*** Opening of EXTRACTED DATA ***

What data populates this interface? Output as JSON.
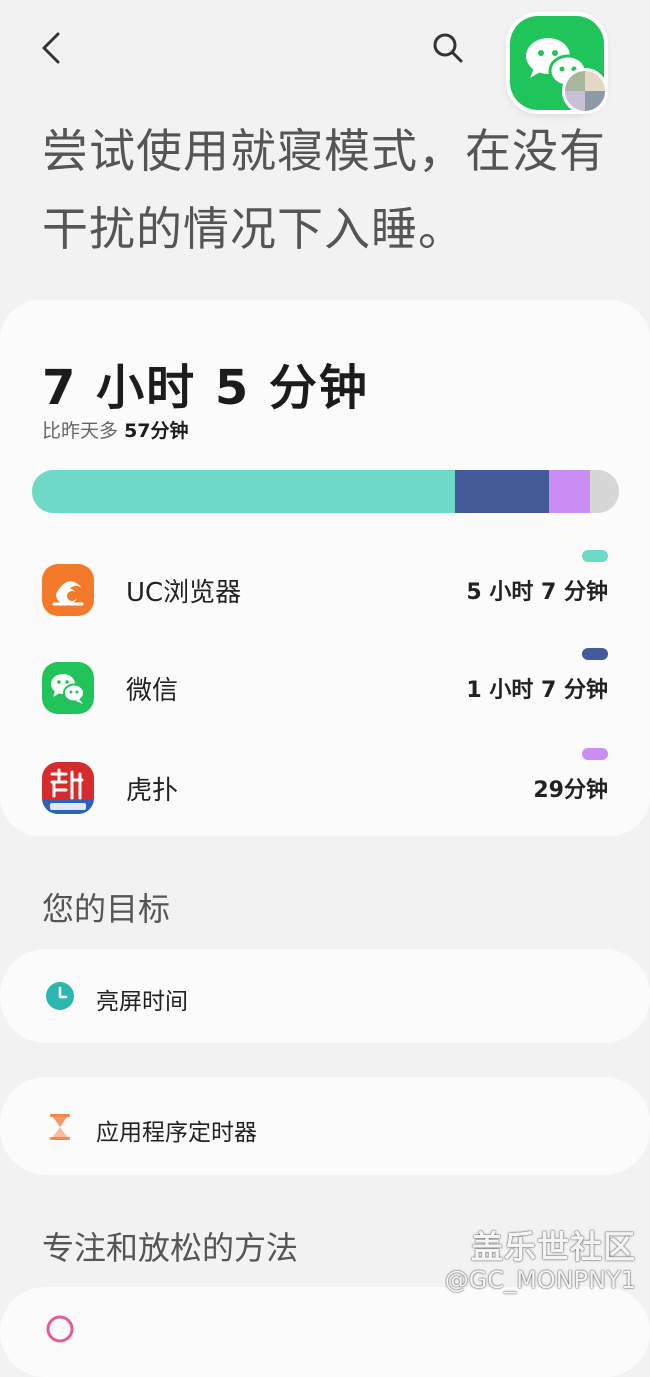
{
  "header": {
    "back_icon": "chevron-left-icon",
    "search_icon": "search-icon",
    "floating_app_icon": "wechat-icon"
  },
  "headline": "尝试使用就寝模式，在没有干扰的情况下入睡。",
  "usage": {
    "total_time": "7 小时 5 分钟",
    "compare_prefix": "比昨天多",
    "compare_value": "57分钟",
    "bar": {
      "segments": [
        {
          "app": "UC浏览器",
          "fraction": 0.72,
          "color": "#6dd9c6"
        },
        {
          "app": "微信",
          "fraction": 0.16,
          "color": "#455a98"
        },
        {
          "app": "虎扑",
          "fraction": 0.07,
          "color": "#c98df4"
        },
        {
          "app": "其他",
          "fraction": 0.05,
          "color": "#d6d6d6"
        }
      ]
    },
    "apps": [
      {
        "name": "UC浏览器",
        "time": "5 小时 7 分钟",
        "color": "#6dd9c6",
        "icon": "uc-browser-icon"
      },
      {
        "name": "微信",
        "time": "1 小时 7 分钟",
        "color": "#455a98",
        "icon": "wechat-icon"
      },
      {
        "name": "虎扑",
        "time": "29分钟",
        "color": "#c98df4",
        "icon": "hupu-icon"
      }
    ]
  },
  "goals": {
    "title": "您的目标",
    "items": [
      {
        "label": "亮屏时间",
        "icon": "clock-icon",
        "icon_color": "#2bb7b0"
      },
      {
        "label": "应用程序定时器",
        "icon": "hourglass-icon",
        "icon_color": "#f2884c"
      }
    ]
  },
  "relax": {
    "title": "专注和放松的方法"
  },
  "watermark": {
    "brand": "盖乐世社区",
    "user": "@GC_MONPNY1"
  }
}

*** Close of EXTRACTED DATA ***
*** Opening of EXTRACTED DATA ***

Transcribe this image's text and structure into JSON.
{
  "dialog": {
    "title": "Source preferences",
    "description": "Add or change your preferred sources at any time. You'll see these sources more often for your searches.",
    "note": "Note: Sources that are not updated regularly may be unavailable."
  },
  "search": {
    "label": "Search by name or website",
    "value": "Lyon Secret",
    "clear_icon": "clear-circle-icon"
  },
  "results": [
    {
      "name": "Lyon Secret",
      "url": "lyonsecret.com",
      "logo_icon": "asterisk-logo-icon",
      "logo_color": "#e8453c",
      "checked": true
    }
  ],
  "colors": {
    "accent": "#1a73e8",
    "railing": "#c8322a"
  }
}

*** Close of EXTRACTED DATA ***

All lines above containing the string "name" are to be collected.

**EXERCISE SOLUTION**.
        "name": "UC浏览器",
        "name": "微信",
        "name": "虎扑",
    "label": "Search by name or website",
      "name": "Lyon Secret",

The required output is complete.